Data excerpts
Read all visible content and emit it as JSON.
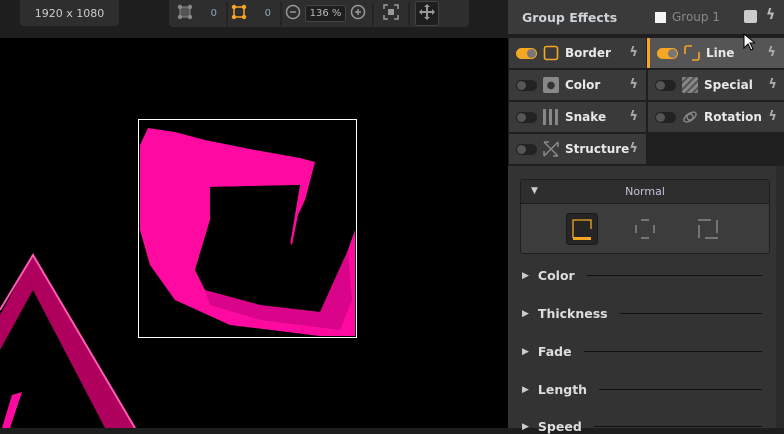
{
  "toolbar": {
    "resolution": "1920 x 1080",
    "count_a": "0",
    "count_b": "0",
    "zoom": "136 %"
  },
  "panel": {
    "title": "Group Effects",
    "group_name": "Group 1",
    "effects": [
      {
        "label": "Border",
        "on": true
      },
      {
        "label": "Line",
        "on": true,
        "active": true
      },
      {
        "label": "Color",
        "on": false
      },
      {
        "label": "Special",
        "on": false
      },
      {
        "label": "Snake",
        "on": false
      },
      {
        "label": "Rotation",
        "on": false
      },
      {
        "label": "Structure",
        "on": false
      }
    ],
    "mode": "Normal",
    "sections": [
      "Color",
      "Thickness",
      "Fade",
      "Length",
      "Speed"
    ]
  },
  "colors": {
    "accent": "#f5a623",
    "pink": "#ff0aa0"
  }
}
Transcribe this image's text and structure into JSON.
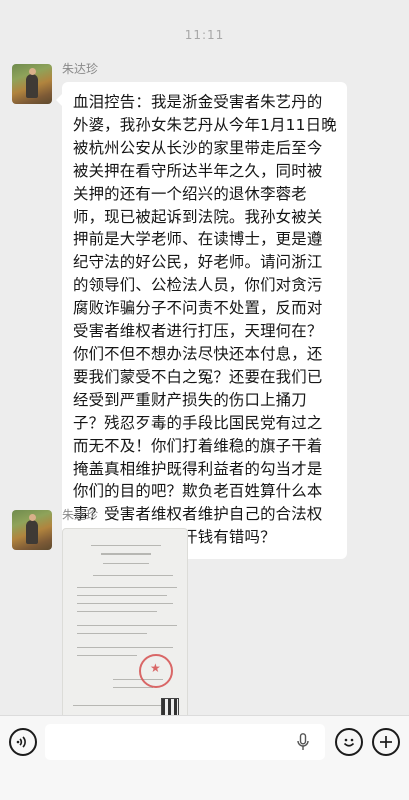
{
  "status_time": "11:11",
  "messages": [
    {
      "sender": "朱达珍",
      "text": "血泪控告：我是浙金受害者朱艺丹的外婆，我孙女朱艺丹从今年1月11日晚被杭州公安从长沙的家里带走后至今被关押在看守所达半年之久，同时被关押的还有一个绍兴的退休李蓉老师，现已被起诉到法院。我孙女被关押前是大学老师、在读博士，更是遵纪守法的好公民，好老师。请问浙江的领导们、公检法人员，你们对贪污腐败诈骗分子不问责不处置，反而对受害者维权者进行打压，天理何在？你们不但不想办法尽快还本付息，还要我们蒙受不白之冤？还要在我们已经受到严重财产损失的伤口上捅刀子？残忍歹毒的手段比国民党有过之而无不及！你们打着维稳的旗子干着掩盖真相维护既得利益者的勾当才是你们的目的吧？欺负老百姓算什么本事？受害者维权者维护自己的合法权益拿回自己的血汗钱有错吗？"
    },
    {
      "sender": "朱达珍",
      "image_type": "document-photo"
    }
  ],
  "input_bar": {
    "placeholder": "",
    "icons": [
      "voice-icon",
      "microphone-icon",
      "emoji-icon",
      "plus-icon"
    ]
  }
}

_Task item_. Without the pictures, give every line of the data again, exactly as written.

_Answer box_.
Read all visible content and emit it as JSON.
{
  "toolbar": {
    "resolution": "1920 x 1080",
    "count_a": "0",
    "count_b": "0",
    "zoom": "136 %"
  },
  "panel": {
    "title": "Group Effects",
    "group_name": "Group 1",
    "effects": [
      {
        "label": "Border",
        "on": true
      },
      {
        "label": "Line",
        "on": true,
        "active": true
      },
      {
        "label": "Color",
        "on": false
      },
      {
        "label": "Special",
        "on": false
      },
      {
        "label": "Snake",
        "on": false
      },
      {
        "label": "Rotation",
        "on": false
      },
      {
        "label": "Structure",
        "on": false
      }
    ],
    "mode": "Normal",
    "sections": [
      "Color",
      "Thickness",
      "Fade",
      "Length",
      "Speed"
    ]
  },
  "colors": {
    "accent": "#f5a623",
    "pink": "#ff0aa0"
  }
}
Transcribe this image's text and structure into JSON.
{
  "status_time": "11:11",
  "messages": [
    {
      "sender": "朱达珍",
      "text": "血泪控告：我是浙金受害者朱艺丹的外婆，我孙女朱艺丹从今年1月11日晚被杭州公安从长沙的家里带走后至今被关押在看守所达半年之久，同时被关押的还有一个绍兴的退休李蓉老师，现已被起诉到法院。我孙女被关押前是大学老师、在读博士，更是遵纪守法的好公民，好老师。请问浙江的领导们、公检法人员，你们对贪污腐败诈骗分子不问责不处置，反而对受害者维权者进行打压，天理何在？你们不但不想办法尽快还本付息，还要我们蒙受不白之冤？还要在我们已经受到严重财产损失的伤口上捅刀子？残忍歹毒的手段比国民党有过之而无不及！你们打着维稳的旗子干着掩盖真相维护既得利益者的勾当才是你们的目的吧？欺负老百姓算什么本事？受害者维权者维护自己的合法权益拿回自己的血汗钱有错吗？"
    },
    {
      "sender": "朱达珍",
      "image_type": "document-photo"
    }
  ],
  "input_bar": {
    "placeholder": "",
    "icons": [
      "voice-icon",
      "microphone-icon",
      "emoji-icon",
      "plus-icon"
    ]
  }
}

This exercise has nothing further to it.